■ What to work on: An exact copy of every entry is required, without the pictures.

- Opening Delimiter -

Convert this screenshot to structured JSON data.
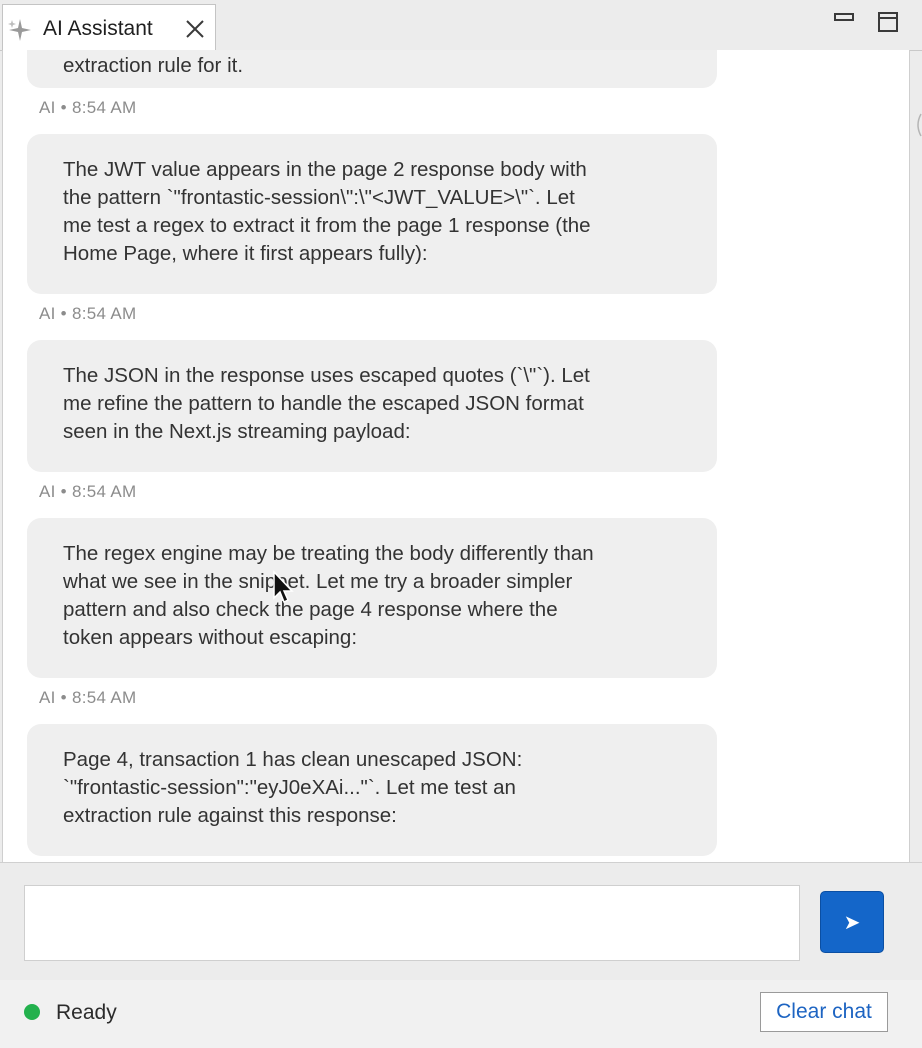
{
  "tab": {
    "title": "AI Assistant",
    "icon": "sparkle-icon",
    "close_icon": "close-icon"
  },
  "view_buttons": [
    "minimize-icon",
    "maximize-icon"
  ],
  "messages": [
    {
      "lines": [
        "extraction rule for it."
      ],
      "meta": "AI • 8:54 AM"
    },
    {
      "lines": [
        "The JWT value appears in the page 2 response body with",
        "the pattern `\"frontastic-session\\\":\\\"<JWT_VALUE>\\\"`. Let",
        "me test a regex to extract it from the page 1 response (the",
        "Home Page, where it first appears fully):"
      ],
      "meta": "AI • 8:54 AM"
    },
    {
      "lines": [
        "The JSON in the response uses escaped quotes (`\\\"`). Let",
        "me refine the pattern to handle the escaped JSON format",
        "seen in the Next.js streaming payload:"
      ],
      "meta": "AI • 8:54 AM"
    },
    {
      "lines": [
        "The regex engine may be treating the body differently than",
        "what we see in the snippet. Let me try a broader simpler",
        "pattern and also check the page 4 response where the",
        "token appears without escaping:"
      ],
      "meta": "AI • 8:54 AM"
    },
    {
      "lines": [
        "Page 4, transaction 1 has clean unescaped JSON:",
        "`\"frontastic-session\":\"eyJ0eXAi...\"`. Let me test an",
        "extraction rule against this response:"
      ]
    }
  ],
  "input": {
    "value": "",
    "placeholder": ""
  },
  "send_button": {
    "label": "➤",
    "icon": "send-arrow-icon",
    "color": "#1466c9"
  },
  "status": {
    "text": "Ready",
    "color": "#23b14d"
  },
  "clear_button": {
    "label": "Clear chat",
    "color": "#1d64c2"
  }
}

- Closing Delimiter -

■ Output of the exercise:
Convert this screenshot to structured JSON data.
{
  "tab": {
    "title": "AI Assistant",
    "icon": "sparkle-icon",
    "close_icon": "close-icon"
  },
  "view_buttons": [
    "minimize-icon",
    "maximize-icon"
  ],
  "messages": [
    {
      "lines": [
        "extraction rule for it."
      ],
      "meta": "AI • 8:54 AM"
    },
    {
      "lines": [
        "The JWT value appears in the page 2 response body with",
        "the pattern `\"frontastic-session\\\":\\\"<JWT_VALUE>\\\"`. Let",
        "me test a regex to extract it from the page 1 response (the",
        "Home Page, where it first appears fully):"
      ],
      "meta": "AI • 8:54 AM"
    },
    {
      "lines": [
        "The JSON in the response uses escaped quotes (`\\\"`). Let",
        "me refine the pattern to handle the escaped JSON format",
        "seen in the Next.js streaming payload:"
      ],
      "meta": "AI • 8:54 AM"
    },
    {
      "lines": [
        "The regex engine may be treating the body differently than",
        "what we see in the snippet. Let me try a broader simpler",
        "pattern and also check the page 4 response where the",
        "token appears without escaping:"
      ],
      "meta": "AI • 8:54 AM"
    },
    {
      "lines": [
        "Page 4, transaction 1 has clean unescaped JSON:",
        "`\"frontastic-session\":\"eyJ0eXAi...\"`. Let me test an",
        "extraction rule against this response:"
      ]
    }
  ],
  "input": {
    "value": "",
    "placeholder": ""
  },
  "send_button": {
    "label": "➤",
    "icon": "send-arrow-icon",
    "color": "#1466c9"
  },
  "status": {
    "text": "Ready",
    "color": "#23b14d"
  },
  "clear_button": {
    "label": "Clear chat",
    "color": "#1d64c2"
  }
}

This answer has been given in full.